Deputy fired after choking man mistaken as carjacking suspect, who later died

Posted at 11:11 AM, Dec 23, 2019

SAN FRANCISCO (AP) — A Northern California sheriff announced Friday he is firing a deputy who used a choke hold on a man, who later died, while officers were investigating a suspected carjacking.

Sonoma County Sheriff Mark Essick said in a video that he found footage of the deputy’s actions “extremely troubling.” The video released by the department includes the body camera footage of the violent encounter between Deputy Charles Blount and David Glen Ward, who had reported his car stolen.

“If you watched the body-worn camera video closely, you may be concerned about what you saw. So was I,” Essick said. “The way Deputy Blount handles the entire situation is extremely troubling. As a result, I’ve served Deputy Blount a notice of termination.”

Ward died the morning of Nov. 27 after two sheriff’s deputies and two Sebastopol police officers mistook him for a stolen car suspect. Ward had reported his green Honda Civic stolen three days earlier by a man who he said pistol-whipped him. He was driving the car when officers tried to pull him over and he refused to stop. When they did eventually pull him over, he did not tell officers he was the vehicle’s owner and Essick said it remains a mystery why he fled from officers.

Ward, who has a blackened left eye, can be heard on the video asking officers “why are you (expletive) harassing me all the time?” Moments later Blount can be seen trying to pull Ward out of the car through the window. Ward screams in pain, saying his legs hurt.

Blount then tells fellow officers Ward bit him and he can be seen pulling Ward by his hair, then slamming his head repeatedly against the side of the car while another officer deploys a stun gun on him.

Blount then puts Ward in a choke hold inside the vehicle for several seconds while other officers break the passenger-side window. When they drag Ward out of the car through, he lies listless on the ground as several officers say he is unconscious.

Ward was pronounced dead at a hospital. The coroner is reviewing the case and has not yet determined a cause of death.

Essick said in an interview Friday that Blount violated several department policies, including use of force, stopping high-risk vehicles, the hostage and barricade procedure and firearms policy. He said Blount also violated safety rules.

“When I watched that video, it was an aberration. It did not meet the expectations of our sheriff’s department or my expectations,” he said.

Essick said the department will review the conduct of each deputy involved, but its investigation began with Blount because “his actions were the most egregious.”

The sheriff said Blount has been on paid administrative leave since the incident.

The Sonoma County Deputy Sheriff’s Association did not respond to a request to speak on behalf of Blount Friday.

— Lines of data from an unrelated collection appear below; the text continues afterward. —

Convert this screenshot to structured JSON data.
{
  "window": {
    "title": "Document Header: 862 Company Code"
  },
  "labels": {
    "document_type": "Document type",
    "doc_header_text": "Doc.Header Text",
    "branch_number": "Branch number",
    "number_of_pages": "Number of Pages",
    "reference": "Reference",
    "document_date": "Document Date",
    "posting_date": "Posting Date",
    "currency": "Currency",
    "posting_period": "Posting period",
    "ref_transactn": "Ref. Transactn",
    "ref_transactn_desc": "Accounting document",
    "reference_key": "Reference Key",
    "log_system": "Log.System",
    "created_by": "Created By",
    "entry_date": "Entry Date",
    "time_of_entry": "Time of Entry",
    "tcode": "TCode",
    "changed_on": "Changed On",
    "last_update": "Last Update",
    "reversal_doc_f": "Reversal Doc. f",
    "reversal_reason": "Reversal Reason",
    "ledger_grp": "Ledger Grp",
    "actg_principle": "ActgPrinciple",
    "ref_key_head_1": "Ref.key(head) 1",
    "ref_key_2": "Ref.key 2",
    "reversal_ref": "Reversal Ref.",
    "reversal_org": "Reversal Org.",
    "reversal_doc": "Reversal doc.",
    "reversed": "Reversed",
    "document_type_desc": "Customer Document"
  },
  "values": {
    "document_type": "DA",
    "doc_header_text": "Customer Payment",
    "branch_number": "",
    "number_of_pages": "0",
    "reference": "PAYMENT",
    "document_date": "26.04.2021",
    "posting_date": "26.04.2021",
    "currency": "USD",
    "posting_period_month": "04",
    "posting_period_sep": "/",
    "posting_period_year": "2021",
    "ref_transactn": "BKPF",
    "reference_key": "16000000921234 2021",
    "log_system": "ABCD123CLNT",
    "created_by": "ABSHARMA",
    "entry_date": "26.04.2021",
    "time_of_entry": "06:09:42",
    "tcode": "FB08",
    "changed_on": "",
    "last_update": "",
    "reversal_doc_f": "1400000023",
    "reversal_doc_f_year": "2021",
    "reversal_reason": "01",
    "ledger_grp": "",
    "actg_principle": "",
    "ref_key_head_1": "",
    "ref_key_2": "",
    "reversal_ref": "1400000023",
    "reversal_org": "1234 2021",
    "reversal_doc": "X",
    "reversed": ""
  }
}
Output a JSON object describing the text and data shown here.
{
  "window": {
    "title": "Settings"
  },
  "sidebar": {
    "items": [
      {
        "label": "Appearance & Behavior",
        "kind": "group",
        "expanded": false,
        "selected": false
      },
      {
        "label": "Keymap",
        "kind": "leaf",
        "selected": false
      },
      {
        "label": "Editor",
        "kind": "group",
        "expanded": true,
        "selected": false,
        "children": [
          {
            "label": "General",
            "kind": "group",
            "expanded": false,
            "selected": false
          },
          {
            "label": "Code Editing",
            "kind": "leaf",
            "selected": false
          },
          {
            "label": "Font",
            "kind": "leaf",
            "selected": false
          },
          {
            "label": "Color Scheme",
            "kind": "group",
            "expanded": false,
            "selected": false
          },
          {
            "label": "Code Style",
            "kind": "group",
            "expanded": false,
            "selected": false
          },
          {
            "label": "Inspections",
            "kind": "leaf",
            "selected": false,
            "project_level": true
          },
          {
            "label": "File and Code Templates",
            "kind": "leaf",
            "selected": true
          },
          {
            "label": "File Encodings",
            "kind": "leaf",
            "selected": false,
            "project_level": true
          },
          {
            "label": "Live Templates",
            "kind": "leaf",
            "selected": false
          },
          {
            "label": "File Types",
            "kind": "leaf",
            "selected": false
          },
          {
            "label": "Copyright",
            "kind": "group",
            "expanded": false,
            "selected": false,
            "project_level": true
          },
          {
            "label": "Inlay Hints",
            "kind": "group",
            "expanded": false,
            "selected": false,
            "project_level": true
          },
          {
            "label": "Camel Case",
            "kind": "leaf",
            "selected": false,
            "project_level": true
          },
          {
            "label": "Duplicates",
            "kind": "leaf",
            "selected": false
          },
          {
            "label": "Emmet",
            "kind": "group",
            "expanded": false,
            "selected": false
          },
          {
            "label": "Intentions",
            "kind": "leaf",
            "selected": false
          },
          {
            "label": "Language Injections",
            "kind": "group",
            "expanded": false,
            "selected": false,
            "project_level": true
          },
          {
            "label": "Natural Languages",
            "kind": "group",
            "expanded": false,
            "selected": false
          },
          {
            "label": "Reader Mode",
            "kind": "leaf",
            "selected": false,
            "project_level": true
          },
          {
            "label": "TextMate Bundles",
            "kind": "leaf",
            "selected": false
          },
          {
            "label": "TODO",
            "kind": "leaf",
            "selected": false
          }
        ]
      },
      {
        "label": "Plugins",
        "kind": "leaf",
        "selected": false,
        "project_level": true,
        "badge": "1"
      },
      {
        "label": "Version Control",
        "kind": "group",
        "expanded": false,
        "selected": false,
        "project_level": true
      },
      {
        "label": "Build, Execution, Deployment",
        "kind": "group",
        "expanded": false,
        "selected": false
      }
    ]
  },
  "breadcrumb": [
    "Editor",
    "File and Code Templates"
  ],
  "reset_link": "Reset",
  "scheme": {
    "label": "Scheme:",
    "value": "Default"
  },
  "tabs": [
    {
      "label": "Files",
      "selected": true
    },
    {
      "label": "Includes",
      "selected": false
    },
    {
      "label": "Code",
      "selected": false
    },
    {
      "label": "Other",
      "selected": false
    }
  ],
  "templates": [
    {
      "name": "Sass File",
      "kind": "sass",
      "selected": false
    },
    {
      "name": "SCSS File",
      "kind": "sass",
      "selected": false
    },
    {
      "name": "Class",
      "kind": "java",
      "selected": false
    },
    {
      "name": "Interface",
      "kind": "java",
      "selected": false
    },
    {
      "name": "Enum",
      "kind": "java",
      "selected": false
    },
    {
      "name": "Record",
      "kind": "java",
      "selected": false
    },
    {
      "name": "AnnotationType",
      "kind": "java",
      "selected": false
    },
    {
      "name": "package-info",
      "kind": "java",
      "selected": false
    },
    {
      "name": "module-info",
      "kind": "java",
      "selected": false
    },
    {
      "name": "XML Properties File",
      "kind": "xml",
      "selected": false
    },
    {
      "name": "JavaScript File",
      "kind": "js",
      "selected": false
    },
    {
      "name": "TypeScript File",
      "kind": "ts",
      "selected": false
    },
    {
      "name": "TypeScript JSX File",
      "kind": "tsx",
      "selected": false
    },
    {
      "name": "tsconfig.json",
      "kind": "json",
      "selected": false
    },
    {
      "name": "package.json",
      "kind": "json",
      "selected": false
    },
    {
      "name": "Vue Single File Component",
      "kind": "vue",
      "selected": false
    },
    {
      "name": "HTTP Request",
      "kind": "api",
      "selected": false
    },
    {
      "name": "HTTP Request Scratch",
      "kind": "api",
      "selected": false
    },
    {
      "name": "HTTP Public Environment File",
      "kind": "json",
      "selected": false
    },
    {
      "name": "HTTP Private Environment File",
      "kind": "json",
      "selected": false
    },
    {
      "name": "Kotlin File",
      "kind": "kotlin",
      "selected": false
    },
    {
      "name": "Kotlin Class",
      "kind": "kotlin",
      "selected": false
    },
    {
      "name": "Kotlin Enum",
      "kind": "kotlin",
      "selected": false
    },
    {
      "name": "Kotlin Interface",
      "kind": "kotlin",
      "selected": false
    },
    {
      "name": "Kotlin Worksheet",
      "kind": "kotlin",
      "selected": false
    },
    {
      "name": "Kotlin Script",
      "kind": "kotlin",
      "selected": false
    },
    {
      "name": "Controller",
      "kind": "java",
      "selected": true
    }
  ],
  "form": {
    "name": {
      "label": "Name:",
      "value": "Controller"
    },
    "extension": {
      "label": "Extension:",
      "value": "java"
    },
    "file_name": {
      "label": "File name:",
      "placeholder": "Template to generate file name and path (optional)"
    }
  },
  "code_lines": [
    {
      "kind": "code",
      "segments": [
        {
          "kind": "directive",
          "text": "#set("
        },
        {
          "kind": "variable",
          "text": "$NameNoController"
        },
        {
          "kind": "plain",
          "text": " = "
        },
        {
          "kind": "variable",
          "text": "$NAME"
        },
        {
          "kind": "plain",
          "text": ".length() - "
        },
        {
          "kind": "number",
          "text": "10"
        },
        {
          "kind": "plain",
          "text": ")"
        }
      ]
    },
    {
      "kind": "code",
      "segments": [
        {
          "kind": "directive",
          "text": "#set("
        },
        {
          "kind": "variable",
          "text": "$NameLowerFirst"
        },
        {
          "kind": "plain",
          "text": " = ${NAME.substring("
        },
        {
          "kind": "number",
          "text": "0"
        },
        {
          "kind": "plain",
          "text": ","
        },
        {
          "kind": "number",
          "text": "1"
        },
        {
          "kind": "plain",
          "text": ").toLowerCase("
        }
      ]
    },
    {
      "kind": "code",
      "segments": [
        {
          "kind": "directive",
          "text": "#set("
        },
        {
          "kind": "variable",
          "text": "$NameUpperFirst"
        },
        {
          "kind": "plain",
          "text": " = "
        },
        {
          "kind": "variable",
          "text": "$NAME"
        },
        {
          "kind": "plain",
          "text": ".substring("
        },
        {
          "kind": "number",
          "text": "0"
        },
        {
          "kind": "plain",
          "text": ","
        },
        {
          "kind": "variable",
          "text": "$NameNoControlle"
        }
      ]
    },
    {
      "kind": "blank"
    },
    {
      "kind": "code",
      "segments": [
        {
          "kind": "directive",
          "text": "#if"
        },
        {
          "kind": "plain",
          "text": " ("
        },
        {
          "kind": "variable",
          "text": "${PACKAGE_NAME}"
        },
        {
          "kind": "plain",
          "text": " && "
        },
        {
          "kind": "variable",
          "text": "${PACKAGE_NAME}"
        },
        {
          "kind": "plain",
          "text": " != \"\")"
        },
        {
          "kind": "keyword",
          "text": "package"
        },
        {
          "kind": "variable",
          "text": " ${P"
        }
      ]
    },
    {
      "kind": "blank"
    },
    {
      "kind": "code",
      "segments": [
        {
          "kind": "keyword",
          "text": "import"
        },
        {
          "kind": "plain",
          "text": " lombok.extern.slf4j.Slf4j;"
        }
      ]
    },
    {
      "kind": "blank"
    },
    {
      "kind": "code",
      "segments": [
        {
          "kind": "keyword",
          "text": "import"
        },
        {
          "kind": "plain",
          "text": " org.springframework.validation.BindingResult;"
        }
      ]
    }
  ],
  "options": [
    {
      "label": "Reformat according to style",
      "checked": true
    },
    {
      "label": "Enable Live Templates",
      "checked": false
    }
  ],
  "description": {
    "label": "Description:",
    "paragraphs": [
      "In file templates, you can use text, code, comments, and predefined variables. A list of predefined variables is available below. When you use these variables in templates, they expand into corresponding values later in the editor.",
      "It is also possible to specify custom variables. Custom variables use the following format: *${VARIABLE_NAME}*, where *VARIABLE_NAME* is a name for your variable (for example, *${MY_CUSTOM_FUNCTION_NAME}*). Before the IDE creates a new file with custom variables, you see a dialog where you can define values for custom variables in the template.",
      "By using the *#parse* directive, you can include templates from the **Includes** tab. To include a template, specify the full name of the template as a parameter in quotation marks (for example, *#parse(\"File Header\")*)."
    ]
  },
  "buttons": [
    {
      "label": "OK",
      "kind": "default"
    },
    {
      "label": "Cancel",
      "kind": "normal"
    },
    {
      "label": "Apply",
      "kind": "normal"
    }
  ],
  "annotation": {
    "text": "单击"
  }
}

Ward’s half-sister, Catherine Aguilera, has said her brother used drugs and had health issues that began 20 years ago when a drunken driver hit him while he was riding a motorcycle, including chronic obstructive pulmonary disease and a heart condition. Aguilera said Ward had to carry an oxygen tank and use a walker or a wheelchair.